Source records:
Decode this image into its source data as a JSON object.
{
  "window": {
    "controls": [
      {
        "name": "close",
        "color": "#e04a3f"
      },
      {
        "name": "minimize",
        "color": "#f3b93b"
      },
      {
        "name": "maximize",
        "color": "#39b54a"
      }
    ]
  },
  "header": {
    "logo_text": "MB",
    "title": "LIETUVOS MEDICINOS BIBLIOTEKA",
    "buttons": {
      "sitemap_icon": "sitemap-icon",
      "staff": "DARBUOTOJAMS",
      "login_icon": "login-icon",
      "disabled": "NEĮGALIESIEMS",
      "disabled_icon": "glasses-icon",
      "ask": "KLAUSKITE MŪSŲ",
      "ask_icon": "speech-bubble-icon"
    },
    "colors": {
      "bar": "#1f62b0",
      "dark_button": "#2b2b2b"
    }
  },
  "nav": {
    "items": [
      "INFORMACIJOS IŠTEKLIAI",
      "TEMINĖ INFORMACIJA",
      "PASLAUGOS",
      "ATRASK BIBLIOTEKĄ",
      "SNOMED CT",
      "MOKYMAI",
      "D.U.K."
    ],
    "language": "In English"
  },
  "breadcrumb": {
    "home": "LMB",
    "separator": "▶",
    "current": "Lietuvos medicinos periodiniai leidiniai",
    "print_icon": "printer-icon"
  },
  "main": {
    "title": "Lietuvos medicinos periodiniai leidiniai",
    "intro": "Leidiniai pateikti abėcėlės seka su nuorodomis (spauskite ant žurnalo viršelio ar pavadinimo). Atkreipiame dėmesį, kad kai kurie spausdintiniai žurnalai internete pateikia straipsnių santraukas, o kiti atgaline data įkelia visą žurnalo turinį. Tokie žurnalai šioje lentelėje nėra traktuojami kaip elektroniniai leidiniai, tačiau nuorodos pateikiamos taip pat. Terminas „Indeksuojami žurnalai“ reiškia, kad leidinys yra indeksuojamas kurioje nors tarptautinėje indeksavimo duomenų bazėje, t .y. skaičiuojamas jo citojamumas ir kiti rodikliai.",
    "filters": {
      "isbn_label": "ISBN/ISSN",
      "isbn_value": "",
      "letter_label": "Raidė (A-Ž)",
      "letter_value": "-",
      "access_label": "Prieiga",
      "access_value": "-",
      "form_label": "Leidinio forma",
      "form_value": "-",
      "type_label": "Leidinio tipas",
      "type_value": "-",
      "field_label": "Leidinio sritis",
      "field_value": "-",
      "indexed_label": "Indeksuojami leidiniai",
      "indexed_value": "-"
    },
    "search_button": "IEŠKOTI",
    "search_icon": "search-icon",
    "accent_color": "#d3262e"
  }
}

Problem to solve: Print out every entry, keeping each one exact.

Exercise response:
Decode this image into its source data as a JSON object.
{
  "window": {
    "controls": [
      {
        "name": "close",
        "color": "#e04a3f"
      },
      {
        "name": "minimize",
        "color": "#f3b93b"
      },
      {
        "name": "maximize",
        "color": "#39b54a"
      }
    ]
  },
  "header": {
    "logo_text": "MB",
    "title": "LIETUVOS MEDICINOS BIBLIOTEKA",
    "buttons": {
      "sitemap_icon": "sitemap-icon",
      "staff": "DARBUOTOJAMS",
      "login_icon": "login-icon",
      "disabled": "NEĮGALIESIEMS",
      "disabled_icon": "glasses-icon",
      "ask": "KLAUSKITE MŪSŲ",
      "ask_icon": "speech-bubble-icon"
    },
    "colors": {
      "bar": "#1f62b0",
      "dark_button": "#2b2b2b"
    }
  },
  "nav": {
    "items": [
      "INFORMACIJOS IŠTEKLIAI",
      "TEMINĖ INFORMACIJA",
      "PASLAUGOS",
      "ATRASK BIBLIOTEKĄ",
      "SNOMED CT",
      "MOKYMAI",
      "D.U.K."
    ],
    "language": "In English"
  },
  "breadcrumb": {
    "home": "LMB",
    "separator": "▶",
    "current": "Lietuvos medicinos periodiniai leidiniai",
    "print_icon": "printer-icon"
  },
  "main": {
    "title": "Lietuvos medicinos periodiniai leidiniai",
    "intro": "Leidiniai pateikti abėcėlės seka su nuorodomis (spauskite ant žurnalo viršelio ar pavadinimo). Atkreipiame dėmesį, kad kai kurie spausdintiniai žurnalai internete pateikia straipsnių santraukas, o kiti atgaline data įkelia visą žurnalo turinį. Tokie žurnalai šioje lentelėje nėra traktuojami kaip elektroniniai leidiniai, tačiau nuorodos pateikiamos taip pat. Terminas „Indeksuojami žurnalai“ reiškia, kad leidinys yra indeksuojamas kurioje nors tarptautinėje indeksavimo duomenų bazėje, t .y. skaičiuojamas jo citojamumas ir kiti rodikliai.",
    "filters": {
      "isbn_label": "ISBN/ISSN",
      "isbn_value": "",
      "letter_label": "Raidė (A-Ž)",
      "letter_value": "-",
      "access_label": "Prieiga",
      "access_value": "-",
      "form_label": "Leidinio forma",
      "form_value": "-",
      "type_label": "Leidinio tipas",
      "type_value": "-",
      "field_label": "Leidinio sritis",
      "field_value": "-",
      "indexed_label": "Indeksuojami leidiniai",
      "indexed_value": "-"
    },
    "search_button": "IEŠKOTI",
    "search_icon": "search-icon",
    "accent_color": "#d3262e"
  }
}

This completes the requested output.